“The Organising Committee of the ‘Fourth International Conference on Remote Sensing and Geoinformation of Environment’ invite you to join [them] in Cyprus from 4 to 8 April, 2016 to network with leading experts in the field of Remote Sensing and Geo-information.”

“The Keynote Speakers and thought-provoking technical program will encourage the exchange of ideas and provide the foundation for future collaboration and innovation. The Technical Program is open to all topics in Remote Sensing and Geo-information of Environment and related techniques and applications.”

For further information go to the conference website:

[Source Heritage Portal news: ]

What about YOUth? Consultation

February 1st, 2016

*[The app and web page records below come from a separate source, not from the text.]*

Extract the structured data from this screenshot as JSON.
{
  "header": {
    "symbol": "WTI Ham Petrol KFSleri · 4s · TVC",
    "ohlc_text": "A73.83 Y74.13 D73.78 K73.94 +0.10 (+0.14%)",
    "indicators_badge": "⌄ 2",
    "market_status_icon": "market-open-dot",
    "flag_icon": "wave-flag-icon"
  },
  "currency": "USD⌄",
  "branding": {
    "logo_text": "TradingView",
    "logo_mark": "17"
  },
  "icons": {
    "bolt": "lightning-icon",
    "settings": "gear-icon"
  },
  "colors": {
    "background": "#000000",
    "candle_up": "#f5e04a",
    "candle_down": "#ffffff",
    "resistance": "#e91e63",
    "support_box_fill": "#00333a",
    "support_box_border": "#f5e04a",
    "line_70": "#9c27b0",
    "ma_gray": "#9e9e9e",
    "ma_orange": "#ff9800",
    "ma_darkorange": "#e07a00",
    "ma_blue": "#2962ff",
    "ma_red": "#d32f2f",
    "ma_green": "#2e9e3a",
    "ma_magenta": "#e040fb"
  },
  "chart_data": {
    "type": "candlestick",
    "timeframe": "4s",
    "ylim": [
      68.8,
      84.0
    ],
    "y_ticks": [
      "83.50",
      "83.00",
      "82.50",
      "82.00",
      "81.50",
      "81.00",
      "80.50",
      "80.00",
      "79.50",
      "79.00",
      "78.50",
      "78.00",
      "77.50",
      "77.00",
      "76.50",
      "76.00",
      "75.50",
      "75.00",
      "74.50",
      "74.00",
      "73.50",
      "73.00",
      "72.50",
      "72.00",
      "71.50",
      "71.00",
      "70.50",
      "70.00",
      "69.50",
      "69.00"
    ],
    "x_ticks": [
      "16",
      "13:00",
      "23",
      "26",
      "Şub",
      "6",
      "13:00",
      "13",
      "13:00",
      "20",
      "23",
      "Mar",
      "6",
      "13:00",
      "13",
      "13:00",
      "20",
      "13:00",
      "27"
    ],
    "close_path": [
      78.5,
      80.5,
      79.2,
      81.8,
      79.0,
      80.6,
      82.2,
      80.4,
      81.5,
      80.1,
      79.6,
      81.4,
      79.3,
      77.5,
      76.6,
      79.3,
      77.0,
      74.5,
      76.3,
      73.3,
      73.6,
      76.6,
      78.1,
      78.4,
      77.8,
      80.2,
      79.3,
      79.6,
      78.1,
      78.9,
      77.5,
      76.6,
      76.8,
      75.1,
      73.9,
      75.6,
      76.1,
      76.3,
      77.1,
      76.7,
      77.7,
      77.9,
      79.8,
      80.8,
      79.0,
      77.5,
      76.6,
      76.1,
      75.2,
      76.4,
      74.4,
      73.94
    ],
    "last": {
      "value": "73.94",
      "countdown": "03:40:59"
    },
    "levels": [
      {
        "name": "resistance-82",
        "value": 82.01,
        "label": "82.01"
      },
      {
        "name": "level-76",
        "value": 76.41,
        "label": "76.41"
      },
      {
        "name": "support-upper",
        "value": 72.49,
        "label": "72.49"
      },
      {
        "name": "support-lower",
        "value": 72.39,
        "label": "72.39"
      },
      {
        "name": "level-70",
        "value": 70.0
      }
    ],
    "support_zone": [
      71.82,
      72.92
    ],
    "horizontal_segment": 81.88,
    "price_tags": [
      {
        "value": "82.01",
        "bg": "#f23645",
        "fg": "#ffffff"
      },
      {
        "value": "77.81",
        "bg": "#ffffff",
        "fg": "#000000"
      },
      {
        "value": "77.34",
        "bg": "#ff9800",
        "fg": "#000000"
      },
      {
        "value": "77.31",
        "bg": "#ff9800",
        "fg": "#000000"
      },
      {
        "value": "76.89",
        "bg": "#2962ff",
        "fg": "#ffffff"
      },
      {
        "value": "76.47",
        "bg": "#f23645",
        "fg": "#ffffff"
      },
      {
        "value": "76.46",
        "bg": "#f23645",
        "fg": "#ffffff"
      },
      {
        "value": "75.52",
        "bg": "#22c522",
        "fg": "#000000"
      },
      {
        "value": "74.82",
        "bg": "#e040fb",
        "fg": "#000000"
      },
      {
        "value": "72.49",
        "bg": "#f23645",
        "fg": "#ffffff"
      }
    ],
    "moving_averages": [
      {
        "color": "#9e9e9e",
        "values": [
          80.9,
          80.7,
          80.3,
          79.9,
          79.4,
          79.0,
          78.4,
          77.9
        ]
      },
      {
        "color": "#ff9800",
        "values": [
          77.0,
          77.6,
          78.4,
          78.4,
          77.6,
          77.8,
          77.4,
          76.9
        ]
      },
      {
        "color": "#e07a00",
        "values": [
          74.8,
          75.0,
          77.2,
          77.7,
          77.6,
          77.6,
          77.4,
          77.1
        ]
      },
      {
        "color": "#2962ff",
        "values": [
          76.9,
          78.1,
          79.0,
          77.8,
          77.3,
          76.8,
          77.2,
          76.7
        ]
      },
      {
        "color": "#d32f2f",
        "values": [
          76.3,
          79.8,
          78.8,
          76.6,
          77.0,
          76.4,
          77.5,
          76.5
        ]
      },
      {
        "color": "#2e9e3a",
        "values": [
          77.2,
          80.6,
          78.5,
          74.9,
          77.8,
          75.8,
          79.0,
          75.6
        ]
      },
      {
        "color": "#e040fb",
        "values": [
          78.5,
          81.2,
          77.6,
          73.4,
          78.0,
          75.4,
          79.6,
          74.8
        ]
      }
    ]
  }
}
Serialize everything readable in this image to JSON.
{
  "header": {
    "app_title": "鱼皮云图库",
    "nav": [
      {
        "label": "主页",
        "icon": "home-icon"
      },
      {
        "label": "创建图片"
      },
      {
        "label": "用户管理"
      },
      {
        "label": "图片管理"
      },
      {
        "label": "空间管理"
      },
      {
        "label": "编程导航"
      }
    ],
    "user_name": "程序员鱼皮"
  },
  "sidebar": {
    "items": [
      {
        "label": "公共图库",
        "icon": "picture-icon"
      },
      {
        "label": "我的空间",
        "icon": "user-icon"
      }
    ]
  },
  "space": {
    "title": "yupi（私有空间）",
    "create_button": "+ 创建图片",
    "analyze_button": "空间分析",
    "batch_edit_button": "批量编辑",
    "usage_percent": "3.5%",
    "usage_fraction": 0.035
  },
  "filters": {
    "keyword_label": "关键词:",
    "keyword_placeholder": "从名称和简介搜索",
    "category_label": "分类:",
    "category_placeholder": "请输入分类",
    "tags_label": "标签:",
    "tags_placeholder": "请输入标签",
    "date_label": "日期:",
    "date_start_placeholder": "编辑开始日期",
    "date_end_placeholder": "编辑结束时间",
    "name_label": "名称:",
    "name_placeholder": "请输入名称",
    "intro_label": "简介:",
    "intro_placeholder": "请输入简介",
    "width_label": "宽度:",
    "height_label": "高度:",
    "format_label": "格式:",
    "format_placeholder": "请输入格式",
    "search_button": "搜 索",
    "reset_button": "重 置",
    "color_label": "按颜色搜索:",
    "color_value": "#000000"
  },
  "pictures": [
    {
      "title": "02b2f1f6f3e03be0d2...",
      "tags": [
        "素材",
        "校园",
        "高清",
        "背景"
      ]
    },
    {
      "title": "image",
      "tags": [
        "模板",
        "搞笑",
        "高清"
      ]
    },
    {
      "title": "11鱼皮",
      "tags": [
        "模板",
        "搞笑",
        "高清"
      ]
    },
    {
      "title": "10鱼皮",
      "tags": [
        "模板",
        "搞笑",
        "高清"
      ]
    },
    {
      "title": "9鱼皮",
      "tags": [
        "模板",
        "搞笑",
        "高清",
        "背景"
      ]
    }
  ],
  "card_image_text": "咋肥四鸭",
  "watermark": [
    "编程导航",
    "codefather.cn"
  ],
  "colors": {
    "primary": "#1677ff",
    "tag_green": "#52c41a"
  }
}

“What about YOUth? is a newly established survey, begun in September 2014 and commissioned by the Department of Health, designed to collect local authority level data on a range of behaviours amongst 15 year olds.”

“What about YOUth? is a new study which aims to make improvements to the health of young people across England. As part of the study, thousands of 15 year-olds answered questions about important subjects such as their health, diet, exercise, bullying, alcohol, drugs and smoking. What about YOUth? 2014 is the first survey of its kind to be conducted and it is hoped that the survey will be repeated in order to form a time series of comparable data on a range of indicators for 15 year-olds across England.”

“The Health and Social Care Information Centre (HSCIC) published a report on the findings in December 2015 and the results are also available in a data visualisation tool. The anonymised survey data will be available from the UK Data Service later this year.”

“The HSCIC is undertaking a consultation to find out how useful the survey findings are, how the data are being used and any improvements that could be made. They would like to hear from any data users who have used the survey or the report. The consultation period runs from 18 January until 28 February 2016.”

“If you would like to participate in this consultation please go to the HSCIC website, where you can download the consultation paper and access the online consultation survey.”

A report on the survey findings and a link to the data visualisation tool can be accessed here:

[Source UK Data Service news: ]